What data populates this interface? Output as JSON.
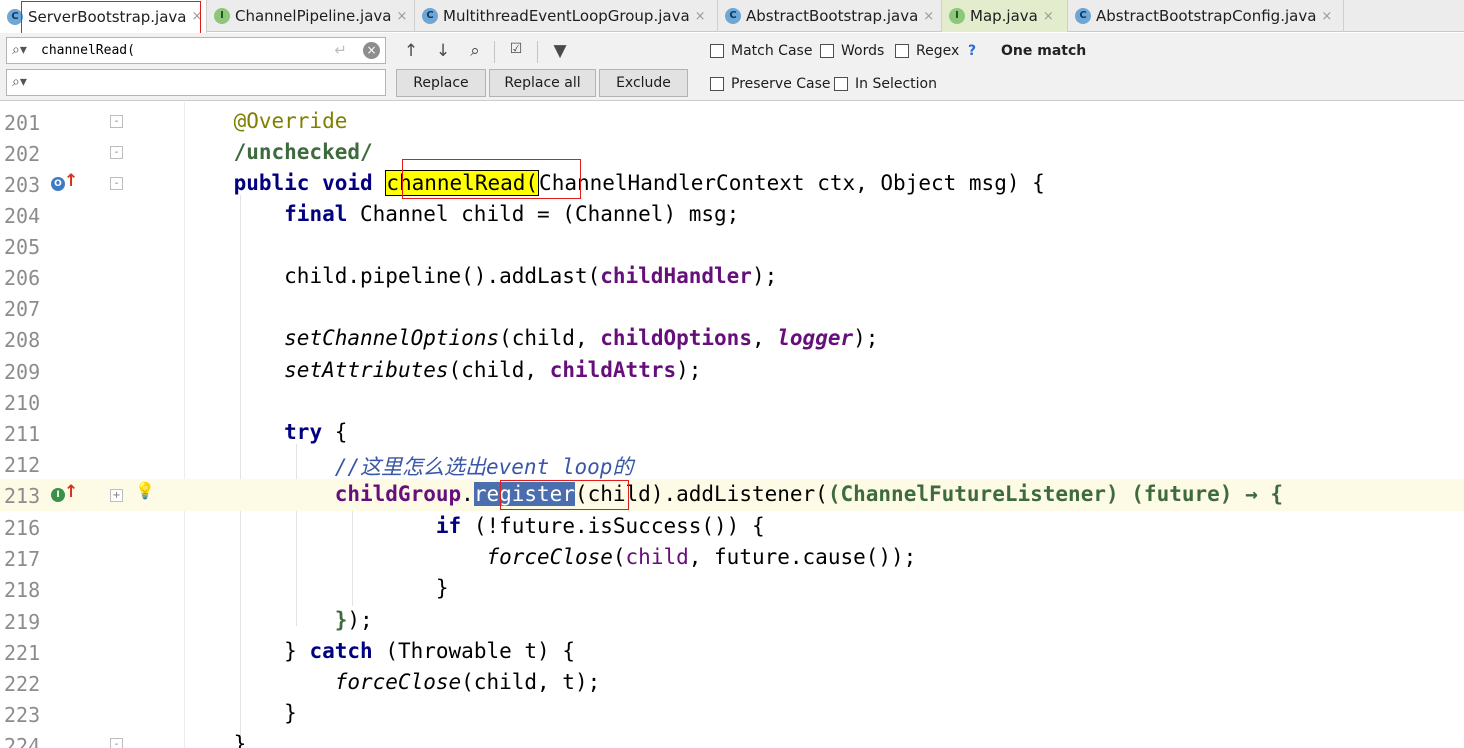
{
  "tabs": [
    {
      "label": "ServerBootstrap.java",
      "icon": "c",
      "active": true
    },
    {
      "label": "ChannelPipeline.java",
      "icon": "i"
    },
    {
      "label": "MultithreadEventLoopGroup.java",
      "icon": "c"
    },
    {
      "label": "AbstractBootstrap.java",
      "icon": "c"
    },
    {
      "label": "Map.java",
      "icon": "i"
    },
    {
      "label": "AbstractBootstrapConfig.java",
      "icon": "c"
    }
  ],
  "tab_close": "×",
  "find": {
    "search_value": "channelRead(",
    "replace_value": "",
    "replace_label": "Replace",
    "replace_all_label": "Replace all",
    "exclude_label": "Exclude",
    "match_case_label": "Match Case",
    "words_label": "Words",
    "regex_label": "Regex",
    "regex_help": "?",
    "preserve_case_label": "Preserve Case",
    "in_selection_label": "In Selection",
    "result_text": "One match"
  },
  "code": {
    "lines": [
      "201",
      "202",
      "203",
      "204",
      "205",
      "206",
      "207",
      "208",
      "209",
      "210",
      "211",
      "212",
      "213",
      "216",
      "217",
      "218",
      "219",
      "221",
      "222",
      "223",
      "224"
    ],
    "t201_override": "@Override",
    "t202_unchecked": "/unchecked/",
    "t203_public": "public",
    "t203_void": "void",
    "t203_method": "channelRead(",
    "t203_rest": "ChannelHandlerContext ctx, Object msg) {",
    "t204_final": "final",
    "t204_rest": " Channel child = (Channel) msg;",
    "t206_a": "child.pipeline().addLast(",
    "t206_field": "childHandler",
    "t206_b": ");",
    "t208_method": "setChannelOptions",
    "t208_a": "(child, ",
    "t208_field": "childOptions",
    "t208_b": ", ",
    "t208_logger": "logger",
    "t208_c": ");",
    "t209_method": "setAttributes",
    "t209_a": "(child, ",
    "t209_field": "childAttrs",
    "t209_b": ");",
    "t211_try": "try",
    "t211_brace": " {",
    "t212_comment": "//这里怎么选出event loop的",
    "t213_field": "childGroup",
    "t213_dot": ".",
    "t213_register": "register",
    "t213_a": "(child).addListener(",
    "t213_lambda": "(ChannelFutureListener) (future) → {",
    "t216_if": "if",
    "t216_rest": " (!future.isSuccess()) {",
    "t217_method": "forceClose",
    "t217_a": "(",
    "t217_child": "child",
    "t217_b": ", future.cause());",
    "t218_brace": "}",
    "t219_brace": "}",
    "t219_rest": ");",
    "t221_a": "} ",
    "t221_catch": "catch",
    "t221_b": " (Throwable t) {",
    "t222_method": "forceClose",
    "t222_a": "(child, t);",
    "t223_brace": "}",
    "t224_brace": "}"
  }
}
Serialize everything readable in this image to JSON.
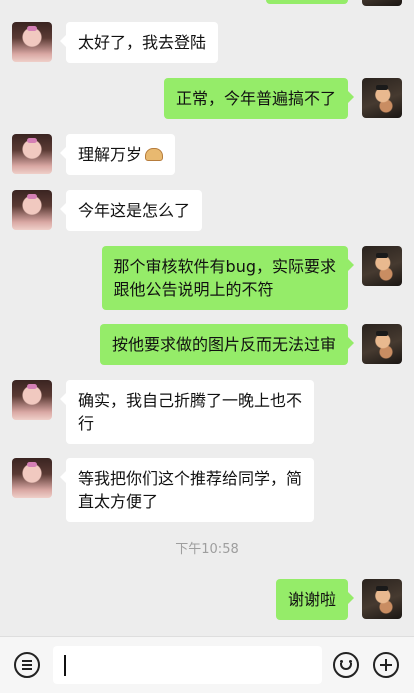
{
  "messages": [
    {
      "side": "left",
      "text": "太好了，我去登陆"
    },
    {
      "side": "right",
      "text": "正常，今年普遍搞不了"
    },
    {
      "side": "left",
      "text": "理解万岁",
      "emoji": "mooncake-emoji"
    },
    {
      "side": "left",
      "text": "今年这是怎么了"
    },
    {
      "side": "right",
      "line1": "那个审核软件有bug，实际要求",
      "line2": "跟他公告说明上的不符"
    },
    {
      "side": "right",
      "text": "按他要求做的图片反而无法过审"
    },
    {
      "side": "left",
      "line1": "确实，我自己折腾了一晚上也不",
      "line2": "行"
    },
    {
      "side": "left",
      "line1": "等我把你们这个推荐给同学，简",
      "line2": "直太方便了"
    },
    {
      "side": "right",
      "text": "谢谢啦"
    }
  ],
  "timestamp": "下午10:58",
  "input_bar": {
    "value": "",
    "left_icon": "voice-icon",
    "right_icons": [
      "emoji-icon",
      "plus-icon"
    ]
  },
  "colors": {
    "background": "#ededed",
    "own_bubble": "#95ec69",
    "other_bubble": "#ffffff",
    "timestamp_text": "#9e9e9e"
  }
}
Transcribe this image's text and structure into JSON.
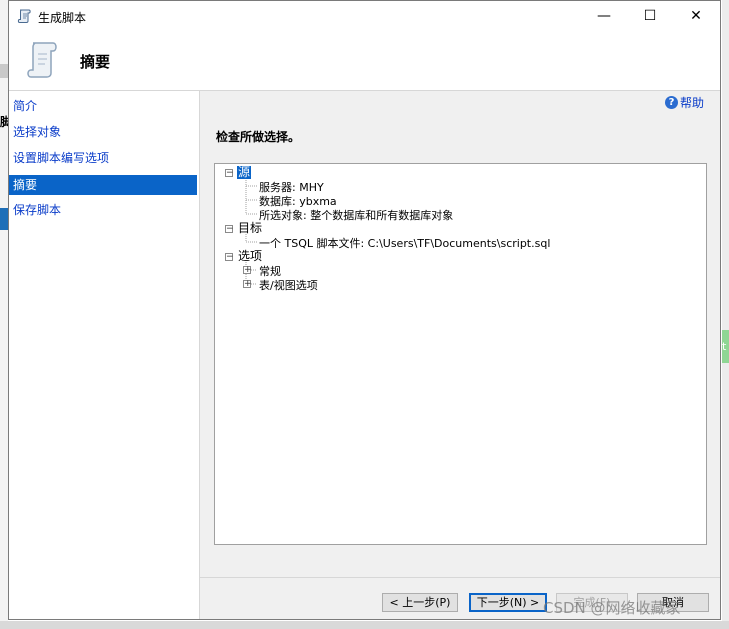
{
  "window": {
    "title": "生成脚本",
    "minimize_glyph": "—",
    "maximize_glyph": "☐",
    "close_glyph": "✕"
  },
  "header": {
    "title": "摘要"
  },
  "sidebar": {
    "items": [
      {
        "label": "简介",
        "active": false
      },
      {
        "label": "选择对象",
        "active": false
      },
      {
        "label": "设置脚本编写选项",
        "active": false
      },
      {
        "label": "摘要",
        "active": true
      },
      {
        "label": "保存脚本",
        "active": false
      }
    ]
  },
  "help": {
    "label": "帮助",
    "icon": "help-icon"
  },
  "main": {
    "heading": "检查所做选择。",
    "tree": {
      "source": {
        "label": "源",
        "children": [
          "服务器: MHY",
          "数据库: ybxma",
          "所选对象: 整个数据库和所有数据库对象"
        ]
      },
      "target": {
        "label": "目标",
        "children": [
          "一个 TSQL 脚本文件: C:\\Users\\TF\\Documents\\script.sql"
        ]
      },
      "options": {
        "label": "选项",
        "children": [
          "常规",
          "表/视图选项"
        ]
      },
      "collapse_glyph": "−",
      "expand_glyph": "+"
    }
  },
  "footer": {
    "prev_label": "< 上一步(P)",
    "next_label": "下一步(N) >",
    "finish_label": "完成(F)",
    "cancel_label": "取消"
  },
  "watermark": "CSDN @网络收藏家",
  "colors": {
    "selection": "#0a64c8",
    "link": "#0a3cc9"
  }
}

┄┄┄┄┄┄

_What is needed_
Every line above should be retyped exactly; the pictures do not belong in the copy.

_Final answer_
What data populates this interface? Output as JSON.
{
  "tabs": [
    {
      "label": "ServerBootstrap.java",
      "icon": "c",
      "active": true
    },
    {
      "label": "ChannelPipeline.java",
      "icon": "i"
    },
    {
      "label": "MultithreadEventLoopGroup.java",
      "icon": "c"
    },
    {
      "label": "AbstractBootstrap.java",
      "icon": "c"
    },
    {
      "label": "Map.java",
      "icon": "i"
    },
    {
      "label": "AbstractBootstrapConfig.java",
      "icon": "c"
    }
  ],
  "tab_close": "×",
  "find": {
    "search_value": "channelRead(",
    "replace_value": "",
    "replace_label": "Replace",
    "replace_all_label": "Replace all",
    "exclude_label": "Exclude",
    "match_case_label": "Match Case",
    "words_label": "Words",
    "regex_label": "Regex",
    "regex_help": "?",
    "preserve_case_label": "Preserve Case",
    "in_selection_label": "In Selection",
    "result_text": "One match"
  },
  "code": {
    "lines": [
      "201",
      "202",
      "203",
      "204",
      "205",
      "206",
      "207",
      "208",
      "209",
      "210",
      "211",
      "212",
      "213",
      "216",
      "217",
      "218",
      "219",
      "221",
      "222",
      "223",
      "224"
    ],
    "t201_override": "@Override",
    "t202_unchecked": "/unchecked/",
    "t203_public": "public",
    "t203_void": "void",
    "t203_method": "channelRead(",
    "t203_rest": "ChannelHandlerContext ctx, Object msg) {",
    "t204_final": "final",
    "t204_rest": " Channel child = (Channel) msg;",
    "t206_a": "child.pipeline().addLast(",
    "t206_field": "childHandler",
    "t206_b": ");",
    "t208_method": "setChannelOptions",
    "t208_a": "(child, ",
    "t208_field": "childOptions",
    "t208_b": ", ",
    "t208_logger": "logger",
    "t208_c": ");",
    "t209_method": "setAttributes",
    "t209_a": "(child, ",
    "t209_field": "childAttrs",
    "t209_b": ");",
    "t211_try": "try",
    "t211_brace": " {",
    "t212_comment": "//这里怎么选出event loop的",
    "t213_field": "childGroup",
    "t213_dot": ".",
    "t213_register": "register",
    "t213_a": "(child).addListener(",
    "t213_lambda": "(ChannelFutureListener) (future) → {",
    "t216_if": "if",
    "t216_rest": " (!future.isSuccess()) {",
    "t217_method": "forceClose",
    "t217_a": "(",
    "t217_child": "child",
    "t217_b": ", future.cause());",
    "t218_brace": "}",
    "t219_brace": "}",
    "t219_rest": ");",
    "t221_a": "} ",
    "t221_catch": "catch",
    "t221_b": " (Throwable t) {",
    "t222_method": "forceClose",
    "t222_a": "(child, t);",
    "t223_brace": "}",
    "t224_brace": "}"
  }
}
Serialize everything readable in this image to JSON.
{
  "messages": [
    {
      "side": "left",
      "text": "太好了，我去登陆"
    },
    {
      "side": "right",
      "text": "正常，今年普遍搞不了"
    },
    {
      "side": "left",
      "text": "理解万岁",
      "emoji": "mooncake-emoji"
    },
    {
      "side": "left",
      "text": "今年这是怎么了"
    },
    {
      "side": "right",
      "line1": "那个审核软件有bug，实际要求",
      "line2": "跟他公告说明上的不符"
    },
    {
      "side": "right",
      "text": "按他要求做的图片反而无法过审"
    },
    {
      "side": "left",
      "line1": "确实，我自己折腾了一晚上也不",
      "line2": "行"
    },
    {
      "side": "left",
      "line1": "等我把你们这个推荐给同学，简",
      "line2": "直太方便了"
    },
    {
      "side": "right",
      "text": "谢谢啦"
    }
  ],
  "timestamp": "下午10:58",
  "input_bar": {
    "value": "",
    "left_icon": "voice-icon",
    "right_icons": [
      "emoji-icon",
      "plus-icon"
    ]
  },
  "colors": {
    "background": "#ededed",
    "own_bubble": "#95ec69",
    "other_bubble": "#ffffff",
    "timestamp_text": "#9e9e9e"
  }
}
Transcribe this image's text and structure into JSON.
{
  "window": {
    "title": "生成脚本",
    "minimize_glyph": "—",
    "maximize_glyph": "☐",
    "close_glyph": "✕"
  },
  "header": {
    "title": "摘要"
  },
  "sidebar": {
    "items": [
      {
        "label": "简介",
        "active": false
      },
      {
        "label": "选择对象",
        "active": false
      },
      {
        "label": "设置脚本编写选项",
        "active": false
      },
      {
        "label": "摘要",
        "active": true
      },
      {
        "label": "保存脚本",
        "active": false
      }
    ]
  },
  "help": {
    "label": "帮助",
    "icon": "help-icon"
  },
  "main": {
    "heading": "检查所做选择。",
    "tree": {
      "source": {
        "label": "源",
        "children": [
          "服务器: MHY",
          "数据库: ybxma",
          "所选对象: 整个数据库和所有数据库对象"
        ]
      },
      "target": {
        "label": "目标",
        "children": [
          "一个 TSQL 脚本文件: C:\\Users\\TF\\Documents\\script.sql"
        ]
      },
      "options": {
        "label": "选项",
        "children": [
          "常规",
          "表/视图选项"
        ]
      },
      "collapse_glyph": "−",
      "expand_glyph": "+"
    }
  },
  "footer": {
    "prev_label": "< 上一步(P)",
    "next_label": "下一步(N) >",
    "finish_label": "完成(F)",
    "cancel_label": "取消"
  },
  "watermark": "CSDN @网络收藏家",
  "colors": {
    "selection": "#0a64c8",
    "link": "#0a3cc9"
  }
}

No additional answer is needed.